04/02/2021 | Press release | Distributed by Public on 04/02/2021 11:20
FOR IMMEDIATE RELEASE
The MNPD's Special Victims Division has received calls from persons victimized by 'spoofing', an all too common caller ID scam in which the culprits attempt to trick someone into giving away valuable information.
Victims have contacted police in recent months to report that they had received calls from an MNPD police department number and were told they were under investigation for sending sexually explicit photos to an alleged minor but if they paid the family of the victim, there would be no prosecution. The callers also use names of actual MNPD personnel who have been identified through public police websites or media releases.
Important reminder, no one from the MNPD will ever call you and demand money or personal information.

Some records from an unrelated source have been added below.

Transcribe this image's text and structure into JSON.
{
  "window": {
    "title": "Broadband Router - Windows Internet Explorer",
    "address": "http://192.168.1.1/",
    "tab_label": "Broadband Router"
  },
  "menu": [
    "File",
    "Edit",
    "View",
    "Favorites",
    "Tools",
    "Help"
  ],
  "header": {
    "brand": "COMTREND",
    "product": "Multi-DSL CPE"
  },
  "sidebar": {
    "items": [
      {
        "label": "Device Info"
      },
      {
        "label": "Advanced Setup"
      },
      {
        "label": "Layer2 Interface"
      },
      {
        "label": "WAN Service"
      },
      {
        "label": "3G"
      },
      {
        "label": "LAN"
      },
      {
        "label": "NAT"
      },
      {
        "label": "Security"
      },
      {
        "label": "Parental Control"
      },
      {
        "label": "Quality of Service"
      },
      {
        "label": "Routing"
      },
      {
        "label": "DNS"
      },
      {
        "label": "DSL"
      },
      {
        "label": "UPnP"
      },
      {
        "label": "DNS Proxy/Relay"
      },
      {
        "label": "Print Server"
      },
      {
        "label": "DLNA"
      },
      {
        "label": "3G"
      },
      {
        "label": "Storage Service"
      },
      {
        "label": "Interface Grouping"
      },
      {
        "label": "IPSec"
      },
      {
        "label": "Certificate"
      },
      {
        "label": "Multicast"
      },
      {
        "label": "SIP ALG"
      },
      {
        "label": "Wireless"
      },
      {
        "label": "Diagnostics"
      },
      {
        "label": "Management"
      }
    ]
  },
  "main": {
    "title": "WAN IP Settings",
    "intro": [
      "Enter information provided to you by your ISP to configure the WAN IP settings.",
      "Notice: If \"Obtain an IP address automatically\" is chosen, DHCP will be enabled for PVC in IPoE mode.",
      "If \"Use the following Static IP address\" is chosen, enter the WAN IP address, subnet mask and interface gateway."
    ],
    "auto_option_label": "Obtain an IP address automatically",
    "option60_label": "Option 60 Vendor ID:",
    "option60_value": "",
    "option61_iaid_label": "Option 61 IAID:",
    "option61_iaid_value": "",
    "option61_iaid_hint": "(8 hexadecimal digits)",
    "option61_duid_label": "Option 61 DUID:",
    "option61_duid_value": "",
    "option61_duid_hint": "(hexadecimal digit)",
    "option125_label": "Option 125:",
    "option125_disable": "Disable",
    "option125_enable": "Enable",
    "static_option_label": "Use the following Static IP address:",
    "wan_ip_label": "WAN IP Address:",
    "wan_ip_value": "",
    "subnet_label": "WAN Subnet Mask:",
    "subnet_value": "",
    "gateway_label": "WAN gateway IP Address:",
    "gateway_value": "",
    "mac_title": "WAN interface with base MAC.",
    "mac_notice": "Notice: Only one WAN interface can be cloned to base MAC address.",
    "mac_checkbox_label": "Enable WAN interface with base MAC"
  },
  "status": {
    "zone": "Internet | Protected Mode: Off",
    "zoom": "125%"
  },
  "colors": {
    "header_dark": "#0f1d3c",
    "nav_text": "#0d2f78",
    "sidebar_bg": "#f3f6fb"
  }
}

Tips to avoid spoofing scams from the Federal Communications Commission:
You may not be able to tell right away if an incoming call is spoofed. Be extremely careful about responding to any request for personal identifying information.
• Don't answer calls from unknown numbers. If you answer such a call, hang up immediately.

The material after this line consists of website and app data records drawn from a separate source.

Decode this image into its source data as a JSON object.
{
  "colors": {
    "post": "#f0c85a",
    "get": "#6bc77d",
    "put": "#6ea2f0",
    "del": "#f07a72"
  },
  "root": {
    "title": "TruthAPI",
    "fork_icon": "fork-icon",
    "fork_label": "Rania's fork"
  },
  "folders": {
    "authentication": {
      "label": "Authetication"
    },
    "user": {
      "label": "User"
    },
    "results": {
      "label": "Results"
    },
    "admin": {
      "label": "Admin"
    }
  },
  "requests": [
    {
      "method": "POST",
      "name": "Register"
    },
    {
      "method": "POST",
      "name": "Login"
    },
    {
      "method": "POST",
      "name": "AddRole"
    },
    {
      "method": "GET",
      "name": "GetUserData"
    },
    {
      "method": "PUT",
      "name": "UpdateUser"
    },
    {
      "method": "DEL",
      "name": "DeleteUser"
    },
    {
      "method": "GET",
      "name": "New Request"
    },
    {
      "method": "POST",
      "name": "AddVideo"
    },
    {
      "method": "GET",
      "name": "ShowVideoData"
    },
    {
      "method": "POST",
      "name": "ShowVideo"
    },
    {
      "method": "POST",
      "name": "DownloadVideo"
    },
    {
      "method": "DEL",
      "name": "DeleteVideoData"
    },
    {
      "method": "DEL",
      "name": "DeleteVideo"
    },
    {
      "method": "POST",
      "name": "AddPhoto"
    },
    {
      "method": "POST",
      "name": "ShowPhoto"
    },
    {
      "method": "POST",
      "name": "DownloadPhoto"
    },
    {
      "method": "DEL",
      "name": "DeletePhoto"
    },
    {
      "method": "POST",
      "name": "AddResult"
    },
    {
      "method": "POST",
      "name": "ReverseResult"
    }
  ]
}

• If you answer the phone and the caller - or a recording - asks you to hit a button to stop getting the calls, you should just hang up. Scammers often use this trick to identify potential targets.
• Do not respond to any questions, especially those that can be answered with 'Yes' or 'No.'
• Never give out personal information such as account numbers, Social Security numbers, mother's maiden names, passwords or other identifying information in response to unexpected calls or if you are at all suspicious.
• If you get an inquiry from someone who says they represent a company or a government agency, hang up and call the phone number on your account statement, in the phone book, or on the company's or government agency's website to verify the authenticity of the request. You will usually get a written statement in the mail before you get a phone call from a legitimate source, particularly if the caller is asking for a payment.
• Use caution if you are being pressured for information immediately.
• If you have a voice mail account with your phone service, be sure to set a password for it. Some voicemail services are preset to allow access if you call in from your own phone number. A hacker could spoof your home phone number and gain access to your voice mail if you do not set a password.
• Talk to your phone company about call blocking tools they may have and check into apps that you can download to your mobile device to block unwanted calls. Information on available robocall blocking tools is available at fcc.gov/robocalls.